● **Assignment**: Check each line of the material for the string "heading", and copy the lines that have it.

● **Exercise inputs**:

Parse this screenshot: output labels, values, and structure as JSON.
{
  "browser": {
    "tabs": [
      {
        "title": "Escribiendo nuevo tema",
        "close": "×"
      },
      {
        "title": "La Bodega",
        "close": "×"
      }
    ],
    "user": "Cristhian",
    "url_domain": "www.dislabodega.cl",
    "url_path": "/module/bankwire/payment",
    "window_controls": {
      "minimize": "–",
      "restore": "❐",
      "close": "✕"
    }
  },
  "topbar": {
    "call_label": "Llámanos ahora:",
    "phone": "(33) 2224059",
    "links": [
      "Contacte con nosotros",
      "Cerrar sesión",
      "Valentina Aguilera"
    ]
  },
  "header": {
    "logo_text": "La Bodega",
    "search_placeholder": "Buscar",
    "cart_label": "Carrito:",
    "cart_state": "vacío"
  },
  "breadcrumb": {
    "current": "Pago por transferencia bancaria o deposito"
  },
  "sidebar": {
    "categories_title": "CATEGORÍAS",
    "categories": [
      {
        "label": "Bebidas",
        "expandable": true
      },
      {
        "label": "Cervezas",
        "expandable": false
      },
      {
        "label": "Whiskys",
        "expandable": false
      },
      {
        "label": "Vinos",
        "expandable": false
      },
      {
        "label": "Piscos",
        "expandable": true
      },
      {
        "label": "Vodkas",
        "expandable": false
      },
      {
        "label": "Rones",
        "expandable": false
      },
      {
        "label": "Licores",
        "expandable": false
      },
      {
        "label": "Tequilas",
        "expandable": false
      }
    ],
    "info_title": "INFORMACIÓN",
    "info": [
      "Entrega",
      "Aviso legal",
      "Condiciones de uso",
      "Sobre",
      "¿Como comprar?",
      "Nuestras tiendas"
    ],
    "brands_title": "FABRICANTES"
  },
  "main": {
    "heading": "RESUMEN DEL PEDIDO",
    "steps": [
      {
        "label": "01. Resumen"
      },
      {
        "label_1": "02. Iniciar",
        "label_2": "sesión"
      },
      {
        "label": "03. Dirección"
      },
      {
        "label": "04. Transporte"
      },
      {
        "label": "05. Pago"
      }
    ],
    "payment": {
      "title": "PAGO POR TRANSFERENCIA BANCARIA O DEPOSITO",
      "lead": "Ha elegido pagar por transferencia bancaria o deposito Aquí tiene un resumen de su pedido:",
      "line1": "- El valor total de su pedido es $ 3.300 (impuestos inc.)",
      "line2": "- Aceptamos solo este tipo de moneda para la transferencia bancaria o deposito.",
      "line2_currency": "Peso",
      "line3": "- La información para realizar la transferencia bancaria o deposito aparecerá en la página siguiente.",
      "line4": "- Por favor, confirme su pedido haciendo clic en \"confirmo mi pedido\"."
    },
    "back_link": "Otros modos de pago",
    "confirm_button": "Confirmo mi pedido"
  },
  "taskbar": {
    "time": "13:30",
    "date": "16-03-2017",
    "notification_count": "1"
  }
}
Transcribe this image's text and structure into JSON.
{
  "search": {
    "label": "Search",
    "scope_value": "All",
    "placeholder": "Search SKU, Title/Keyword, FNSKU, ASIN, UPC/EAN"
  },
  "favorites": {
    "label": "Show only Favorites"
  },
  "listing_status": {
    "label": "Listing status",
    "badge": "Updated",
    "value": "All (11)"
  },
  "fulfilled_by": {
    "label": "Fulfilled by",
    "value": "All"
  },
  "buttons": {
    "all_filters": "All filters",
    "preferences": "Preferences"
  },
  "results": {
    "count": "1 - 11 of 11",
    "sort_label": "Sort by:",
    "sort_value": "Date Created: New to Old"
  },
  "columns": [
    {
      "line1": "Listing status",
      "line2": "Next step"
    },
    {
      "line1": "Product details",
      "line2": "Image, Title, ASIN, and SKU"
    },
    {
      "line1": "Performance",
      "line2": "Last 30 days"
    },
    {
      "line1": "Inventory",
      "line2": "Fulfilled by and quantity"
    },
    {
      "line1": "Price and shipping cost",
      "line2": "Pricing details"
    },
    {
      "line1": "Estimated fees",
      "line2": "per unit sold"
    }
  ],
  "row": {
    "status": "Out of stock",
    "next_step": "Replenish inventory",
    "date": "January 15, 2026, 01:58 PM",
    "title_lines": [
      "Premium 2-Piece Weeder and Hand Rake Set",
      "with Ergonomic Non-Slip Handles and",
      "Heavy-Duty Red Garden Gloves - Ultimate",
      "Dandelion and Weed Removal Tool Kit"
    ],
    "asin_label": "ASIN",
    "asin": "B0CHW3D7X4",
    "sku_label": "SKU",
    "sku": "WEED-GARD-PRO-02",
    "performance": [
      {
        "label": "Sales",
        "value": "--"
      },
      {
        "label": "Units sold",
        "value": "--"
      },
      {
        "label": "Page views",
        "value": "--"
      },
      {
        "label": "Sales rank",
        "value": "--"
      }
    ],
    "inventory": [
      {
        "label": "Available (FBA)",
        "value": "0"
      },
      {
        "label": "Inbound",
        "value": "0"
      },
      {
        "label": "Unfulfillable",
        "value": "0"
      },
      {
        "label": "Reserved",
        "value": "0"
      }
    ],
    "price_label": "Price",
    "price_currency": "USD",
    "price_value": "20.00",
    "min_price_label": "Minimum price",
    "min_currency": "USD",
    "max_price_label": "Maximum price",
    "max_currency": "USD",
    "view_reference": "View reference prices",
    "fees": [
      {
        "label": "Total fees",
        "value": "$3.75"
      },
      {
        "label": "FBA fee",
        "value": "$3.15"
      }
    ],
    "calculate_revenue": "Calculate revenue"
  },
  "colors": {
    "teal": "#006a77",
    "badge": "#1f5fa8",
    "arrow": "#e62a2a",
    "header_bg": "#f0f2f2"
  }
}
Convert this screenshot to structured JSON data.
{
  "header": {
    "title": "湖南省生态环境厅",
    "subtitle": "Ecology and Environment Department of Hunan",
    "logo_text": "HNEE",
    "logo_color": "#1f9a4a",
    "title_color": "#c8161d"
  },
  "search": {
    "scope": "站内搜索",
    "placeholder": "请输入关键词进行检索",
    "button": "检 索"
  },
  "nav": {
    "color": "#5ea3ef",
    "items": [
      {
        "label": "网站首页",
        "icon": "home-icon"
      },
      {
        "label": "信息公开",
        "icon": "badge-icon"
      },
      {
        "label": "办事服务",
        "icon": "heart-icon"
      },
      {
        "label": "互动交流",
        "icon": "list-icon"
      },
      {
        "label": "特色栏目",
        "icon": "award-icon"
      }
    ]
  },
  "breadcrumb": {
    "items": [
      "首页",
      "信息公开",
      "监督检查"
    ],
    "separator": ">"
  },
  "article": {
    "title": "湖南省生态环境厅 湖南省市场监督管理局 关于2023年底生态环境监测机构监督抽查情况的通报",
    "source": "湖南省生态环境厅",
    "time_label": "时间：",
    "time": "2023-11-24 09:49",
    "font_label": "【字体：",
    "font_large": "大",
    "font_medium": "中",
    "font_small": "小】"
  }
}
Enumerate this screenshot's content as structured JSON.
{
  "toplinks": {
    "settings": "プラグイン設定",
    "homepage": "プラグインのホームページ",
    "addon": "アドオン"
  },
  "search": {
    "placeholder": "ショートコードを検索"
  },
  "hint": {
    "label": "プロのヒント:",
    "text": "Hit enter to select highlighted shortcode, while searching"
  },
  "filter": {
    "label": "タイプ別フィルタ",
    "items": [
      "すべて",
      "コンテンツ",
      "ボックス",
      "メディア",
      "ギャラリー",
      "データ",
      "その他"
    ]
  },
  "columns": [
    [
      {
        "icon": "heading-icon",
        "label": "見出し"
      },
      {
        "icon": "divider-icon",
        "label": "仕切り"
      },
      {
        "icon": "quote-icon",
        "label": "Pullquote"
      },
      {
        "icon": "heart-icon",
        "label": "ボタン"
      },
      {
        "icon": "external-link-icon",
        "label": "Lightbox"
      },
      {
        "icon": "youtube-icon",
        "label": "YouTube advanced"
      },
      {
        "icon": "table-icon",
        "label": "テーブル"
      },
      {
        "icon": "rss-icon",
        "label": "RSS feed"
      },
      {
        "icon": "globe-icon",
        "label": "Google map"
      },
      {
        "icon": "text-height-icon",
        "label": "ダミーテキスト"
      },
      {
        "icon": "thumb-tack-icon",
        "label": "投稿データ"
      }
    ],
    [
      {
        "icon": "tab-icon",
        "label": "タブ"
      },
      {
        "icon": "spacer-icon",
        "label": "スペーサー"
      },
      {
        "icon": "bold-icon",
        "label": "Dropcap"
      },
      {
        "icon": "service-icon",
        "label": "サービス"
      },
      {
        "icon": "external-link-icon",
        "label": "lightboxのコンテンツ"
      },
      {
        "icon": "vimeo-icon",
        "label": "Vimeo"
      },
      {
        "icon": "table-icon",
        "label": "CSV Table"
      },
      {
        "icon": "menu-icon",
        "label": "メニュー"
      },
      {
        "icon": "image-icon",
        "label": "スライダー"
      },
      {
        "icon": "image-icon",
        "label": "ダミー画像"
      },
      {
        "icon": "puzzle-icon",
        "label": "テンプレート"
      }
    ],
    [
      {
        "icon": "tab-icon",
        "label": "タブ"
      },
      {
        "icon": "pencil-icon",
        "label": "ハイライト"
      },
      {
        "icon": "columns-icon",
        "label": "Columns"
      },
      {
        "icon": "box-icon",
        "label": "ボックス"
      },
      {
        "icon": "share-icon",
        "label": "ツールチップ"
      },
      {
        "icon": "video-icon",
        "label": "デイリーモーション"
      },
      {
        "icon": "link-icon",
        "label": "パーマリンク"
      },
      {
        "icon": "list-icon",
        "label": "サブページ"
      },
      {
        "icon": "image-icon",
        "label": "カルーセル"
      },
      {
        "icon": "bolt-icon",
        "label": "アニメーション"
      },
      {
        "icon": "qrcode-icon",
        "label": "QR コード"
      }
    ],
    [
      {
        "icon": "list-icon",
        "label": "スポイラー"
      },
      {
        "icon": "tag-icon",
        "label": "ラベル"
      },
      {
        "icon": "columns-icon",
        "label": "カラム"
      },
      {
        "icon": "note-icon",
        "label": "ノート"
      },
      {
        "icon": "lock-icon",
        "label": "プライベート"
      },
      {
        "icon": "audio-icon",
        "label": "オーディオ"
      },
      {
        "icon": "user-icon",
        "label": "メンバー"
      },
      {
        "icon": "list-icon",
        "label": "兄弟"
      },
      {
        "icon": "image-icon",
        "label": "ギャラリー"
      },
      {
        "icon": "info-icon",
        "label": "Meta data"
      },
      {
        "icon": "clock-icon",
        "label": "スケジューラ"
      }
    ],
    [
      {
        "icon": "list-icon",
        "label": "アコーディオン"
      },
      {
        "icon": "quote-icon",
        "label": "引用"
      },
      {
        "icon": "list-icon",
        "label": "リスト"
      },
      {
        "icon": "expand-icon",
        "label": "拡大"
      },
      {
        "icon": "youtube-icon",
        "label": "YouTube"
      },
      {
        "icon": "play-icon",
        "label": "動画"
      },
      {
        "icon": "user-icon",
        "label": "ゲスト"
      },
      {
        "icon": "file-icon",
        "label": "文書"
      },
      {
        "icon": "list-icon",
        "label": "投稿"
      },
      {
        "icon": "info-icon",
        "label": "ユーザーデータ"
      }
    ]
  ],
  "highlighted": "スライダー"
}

● **Solution below**:
    "heading": "RESUMEN DEL PEDIDO",
        "icon": "heading-icon",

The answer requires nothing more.